More >

Classic Fish Stew from Livorno

Cacciucco alla Livornese


This dish originated with fishermen in Livorno; they sold the best of their catch and used what was left over and unwanted at day's end to make fish stew. A variety of fish went into the pot including squid, monkfish and cod. Tradition dictates that at least 5 different types of fish be used, one for each of the "c"s in the word cacciucco, which means mixture.

In this preparation start by adding he fish that takes the longest to cook. Make sure all the fish is cut the same size to keep down cooking time. This dish from start to finish should take about 25 minutes and is even better the next day. Crackling, crusty bread and a crisp salad make the meal both wholesome and complete. This stew is usually cooked in an earthenware pot atop the stove. Use your heaviest pot.


1 large onion, peeled and coarsely chopped

3 cloves garlic, peeled

1/4 cup parsley leaves

8 basil leaves

1/4 cup Filippo Berio Extra Virgin Olive Oil

1/2 teaspoon hot red pepper flakes

2/3 cup dry white wine

2 cups peeled and diced plum tomatoes

1 cup clam juice, fish bouillon or water

1/2 teaspoon fine sea salt or more to taste

1/2 pound cleaned squid, cut into 1-inch rings

1/2 pound swordfish, skinned and cut into 1-inch chunks

1/2 pound medium shrimp (about 13) shelled or bite-size pieces of cod or other firm fish

1/4 pound sea scallops

1/4 pound monk fish

2 tablespoons fresh lemon juice

8 toasted bread slices


In a food processor or by hand, mince the onion, garlic, parsley and basil together. Heat the oil in a heavy-duty pot and stir in the minced onion mixture. Cook over low heat until the ingredients soften, then stir in the pepper flakes and cook 1 minute longer.

Raise the heat to high, pour in the wine and allow most of it to evaporate. Lower heat and stir in the tomatoes, clam juice and salt. When bubbles just begin to appear on the sides of the pot, begin adding the fish pieces in the order given, allowing the squid to cook for 5 minutes before adding the swordfish. Cook just until the fish turns opaque or whitish looking and flakes easily with a fork and the shrimp have turned pink. Stir in the lemon juice and correct the salt, if necessary.
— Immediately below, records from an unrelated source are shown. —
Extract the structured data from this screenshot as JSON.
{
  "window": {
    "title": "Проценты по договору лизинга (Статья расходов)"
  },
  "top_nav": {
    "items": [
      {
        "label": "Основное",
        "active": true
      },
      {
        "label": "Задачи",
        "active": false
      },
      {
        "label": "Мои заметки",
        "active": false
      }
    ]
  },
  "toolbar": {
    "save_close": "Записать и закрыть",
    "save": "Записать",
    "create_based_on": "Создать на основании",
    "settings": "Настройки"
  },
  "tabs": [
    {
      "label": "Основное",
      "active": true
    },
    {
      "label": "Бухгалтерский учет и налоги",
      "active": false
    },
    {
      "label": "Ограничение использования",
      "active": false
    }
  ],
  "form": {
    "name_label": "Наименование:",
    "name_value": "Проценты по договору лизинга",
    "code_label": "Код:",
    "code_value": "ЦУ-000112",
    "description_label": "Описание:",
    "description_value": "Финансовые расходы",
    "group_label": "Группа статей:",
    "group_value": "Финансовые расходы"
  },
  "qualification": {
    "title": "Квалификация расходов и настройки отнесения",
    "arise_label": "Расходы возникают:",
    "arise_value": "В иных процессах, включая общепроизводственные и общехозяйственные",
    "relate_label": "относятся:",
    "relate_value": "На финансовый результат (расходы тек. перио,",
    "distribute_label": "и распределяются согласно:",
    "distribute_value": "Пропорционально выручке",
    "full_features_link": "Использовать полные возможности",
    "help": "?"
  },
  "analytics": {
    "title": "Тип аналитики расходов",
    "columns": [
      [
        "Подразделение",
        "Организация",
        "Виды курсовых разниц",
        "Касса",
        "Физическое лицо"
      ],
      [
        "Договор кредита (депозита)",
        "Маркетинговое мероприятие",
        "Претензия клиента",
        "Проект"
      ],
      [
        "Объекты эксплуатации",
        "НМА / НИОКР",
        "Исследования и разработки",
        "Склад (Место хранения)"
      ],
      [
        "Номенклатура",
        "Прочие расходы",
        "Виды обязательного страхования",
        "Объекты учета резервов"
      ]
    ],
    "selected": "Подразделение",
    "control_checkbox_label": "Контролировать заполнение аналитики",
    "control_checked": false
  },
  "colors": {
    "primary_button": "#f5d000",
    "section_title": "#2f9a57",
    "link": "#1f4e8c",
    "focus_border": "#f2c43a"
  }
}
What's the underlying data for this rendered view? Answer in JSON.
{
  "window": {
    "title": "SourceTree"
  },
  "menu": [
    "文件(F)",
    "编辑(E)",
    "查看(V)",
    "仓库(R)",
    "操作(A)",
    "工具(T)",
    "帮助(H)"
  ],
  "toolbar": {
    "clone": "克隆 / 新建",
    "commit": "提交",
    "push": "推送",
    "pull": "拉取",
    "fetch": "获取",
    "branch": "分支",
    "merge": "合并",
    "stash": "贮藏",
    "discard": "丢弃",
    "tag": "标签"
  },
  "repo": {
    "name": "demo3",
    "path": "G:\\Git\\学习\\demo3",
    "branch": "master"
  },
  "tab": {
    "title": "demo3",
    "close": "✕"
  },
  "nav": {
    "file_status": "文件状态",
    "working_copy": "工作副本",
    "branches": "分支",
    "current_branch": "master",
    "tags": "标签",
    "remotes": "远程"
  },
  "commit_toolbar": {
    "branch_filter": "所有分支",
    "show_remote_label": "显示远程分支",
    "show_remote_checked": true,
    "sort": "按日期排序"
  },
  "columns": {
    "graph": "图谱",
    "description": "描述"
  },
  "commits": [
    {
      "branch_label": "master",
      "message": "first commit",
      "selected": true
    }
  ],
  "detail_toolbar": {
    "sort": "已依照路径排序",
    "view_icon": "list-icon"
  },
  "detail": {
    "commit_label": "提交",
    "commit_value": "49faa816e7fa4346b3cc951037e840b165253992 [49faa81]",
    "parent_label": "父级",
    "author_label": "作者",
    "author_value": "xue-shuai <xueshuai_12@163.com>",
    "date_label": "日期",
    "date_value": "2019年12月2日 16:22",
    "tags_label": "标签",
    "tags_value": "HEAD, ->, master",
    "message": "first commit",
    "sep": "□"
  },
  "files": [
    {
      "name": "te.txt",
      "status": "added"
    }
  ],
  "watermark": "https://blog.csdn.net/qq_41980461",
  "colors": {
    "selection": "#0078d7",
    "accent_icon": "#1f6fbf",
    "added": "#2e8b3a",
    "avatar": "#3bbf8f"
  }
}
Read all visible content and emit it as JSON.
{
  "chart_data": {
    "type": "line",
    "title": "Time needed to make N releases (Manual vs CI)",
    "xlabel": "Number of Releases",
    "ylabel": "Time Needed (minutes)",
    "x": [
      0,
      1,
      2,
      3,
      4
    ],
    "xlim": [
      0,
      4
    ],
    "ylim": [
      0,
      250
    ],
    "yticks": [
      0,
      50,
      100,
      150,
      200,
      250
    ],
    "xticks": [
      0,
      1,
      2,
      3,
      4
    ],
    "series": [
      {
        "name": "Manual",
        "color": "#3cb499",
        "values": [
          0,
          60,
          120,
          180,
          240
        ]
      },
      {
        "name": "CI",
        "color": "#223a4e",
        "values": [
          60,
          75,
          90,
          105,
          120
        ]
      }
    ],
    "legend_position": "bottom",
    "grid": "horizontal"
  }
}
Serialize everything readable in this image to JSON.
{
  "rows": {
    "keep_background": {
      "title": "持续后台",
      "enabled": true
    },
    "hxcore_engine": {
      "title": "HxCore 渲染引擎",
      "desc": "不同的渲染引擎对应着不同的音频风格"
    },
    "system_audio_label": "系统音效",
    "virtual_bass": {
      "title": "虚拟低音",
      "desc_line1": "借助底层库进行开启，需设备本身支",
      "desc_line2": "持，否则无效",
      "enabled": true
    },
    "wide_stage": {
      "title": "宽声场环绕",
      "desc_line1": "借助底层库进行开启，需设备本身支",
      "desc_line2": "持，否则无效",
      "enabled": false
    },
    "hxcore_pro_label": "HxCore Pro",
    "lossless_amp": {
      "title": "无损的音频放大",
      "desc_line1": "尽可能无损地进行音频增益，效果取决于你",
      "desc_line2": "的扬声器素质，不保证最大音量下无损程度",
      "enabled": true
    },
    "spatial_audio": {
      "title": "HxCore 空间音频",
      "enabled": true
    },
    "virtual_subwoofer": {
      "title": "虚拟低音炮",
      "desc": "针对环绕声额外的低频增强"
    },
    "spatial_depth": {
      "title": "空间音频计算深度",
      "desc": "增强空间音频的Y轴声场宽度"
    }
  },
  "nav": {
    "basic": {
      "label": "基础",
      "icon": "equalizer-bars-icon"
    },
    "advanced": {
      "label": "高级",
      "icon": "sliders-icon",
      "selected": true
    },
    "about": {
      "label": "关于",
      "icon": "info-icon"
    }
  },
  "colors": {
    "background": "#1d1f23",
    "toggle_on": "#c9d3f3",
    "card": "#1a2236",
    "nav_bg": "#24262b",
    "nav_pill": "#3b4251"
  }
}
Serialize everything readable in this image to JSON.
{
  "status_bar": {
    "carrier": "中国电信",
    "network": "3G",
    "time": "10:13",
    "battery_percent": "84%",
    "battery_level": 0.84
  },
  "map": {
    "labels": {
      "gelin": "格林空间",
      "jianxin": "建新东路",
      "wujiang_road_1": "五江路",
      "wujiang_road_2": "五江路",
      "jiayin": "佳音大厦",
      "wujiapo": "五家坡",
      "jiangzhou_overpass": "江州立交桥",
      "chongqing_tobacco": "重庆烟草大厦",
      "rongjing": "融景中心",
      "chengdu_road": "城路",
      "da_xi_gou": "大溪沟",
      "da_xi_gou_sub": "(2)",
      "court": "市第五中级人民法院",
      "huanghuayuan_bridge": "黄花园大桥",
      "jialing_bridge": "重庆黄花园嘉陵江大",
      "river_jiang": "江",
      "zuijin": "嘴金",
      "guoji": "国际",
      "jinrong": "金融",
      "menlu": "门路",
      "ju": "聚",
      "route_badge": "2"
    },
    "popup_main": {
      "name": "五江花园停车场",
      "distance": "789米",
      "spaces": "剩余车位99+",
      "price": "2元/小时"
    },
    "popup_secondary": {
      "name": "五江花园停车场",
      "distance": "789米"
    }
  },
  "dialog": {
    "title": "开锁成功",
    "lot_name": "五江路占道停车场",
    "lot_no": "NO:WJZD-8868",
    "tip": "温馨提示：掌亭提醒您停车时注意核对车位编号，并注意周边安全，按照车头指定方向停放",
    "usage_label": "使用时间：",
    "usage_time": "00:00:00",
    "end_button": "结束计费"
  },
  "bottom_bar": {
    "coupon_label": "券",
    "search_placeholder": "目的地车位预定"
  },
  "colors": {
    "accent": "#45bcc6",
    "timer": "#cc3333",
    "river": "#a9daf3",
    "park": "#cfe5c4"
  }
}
Ladle the soup over the toasted bread slices and serve piping hot.

This recipe is from CIAO ITALIA IN TUSCANY by Mary Ann Esposito, published by St. Martin's Press.


  1. silverio califano's avatar

    silverio califano

    Fantastic website, and the way you included the videos makes it all the better! Can't say enough good things about it. DELICIOUS!!!!!
  2. Michele Speciale-Munoz's avatar

    Michele Speciale-Munoz

    ENJOY cooking & trying new recipes to cook for family & friends!!!☺
  3. Jeff Freeman's avatar

    Jeff Freeman

    I LOVE Mary Ann!!! She has dared me to cook start cooking outside the box! I'm finding that I can actually make pretty good food based the way she goes thru each recipe step by step! My husband doesn't complain either so that makes a win-win situation for all while I learn! Thank you Mary Ann!
  4. Henry's avatar


    I tried this recipe last night, had to substitute mahi for the swordfish, but went by the recipe otherwise. It was excellent! Served over the bread as shown on the episode, the fresh calimari came out very tender and the monk fish was great! ( the first time we had monk fish) We will do this again and would recommend it to any seafood lover!
  5. Gina's avatar


    In the video saffron is added to the stew but there is no mention of this in the recipe. Nor is the polenta added to the written portion.

    Just saying that if you plan to make this it would be good to watch the video.

Leave a Comment

Looking for even more photos and recipes?
Order my latest book.

Ciao Italia: My Lifelong Food Adventures in Italy

Mary Ann's newest book contains over 150 recipes, 60 gorgeous food photos, and many scenic pictures of Italy taken by Mary Ann on her travels through the years.

Order using this link and receive a signed book plate.

Available now!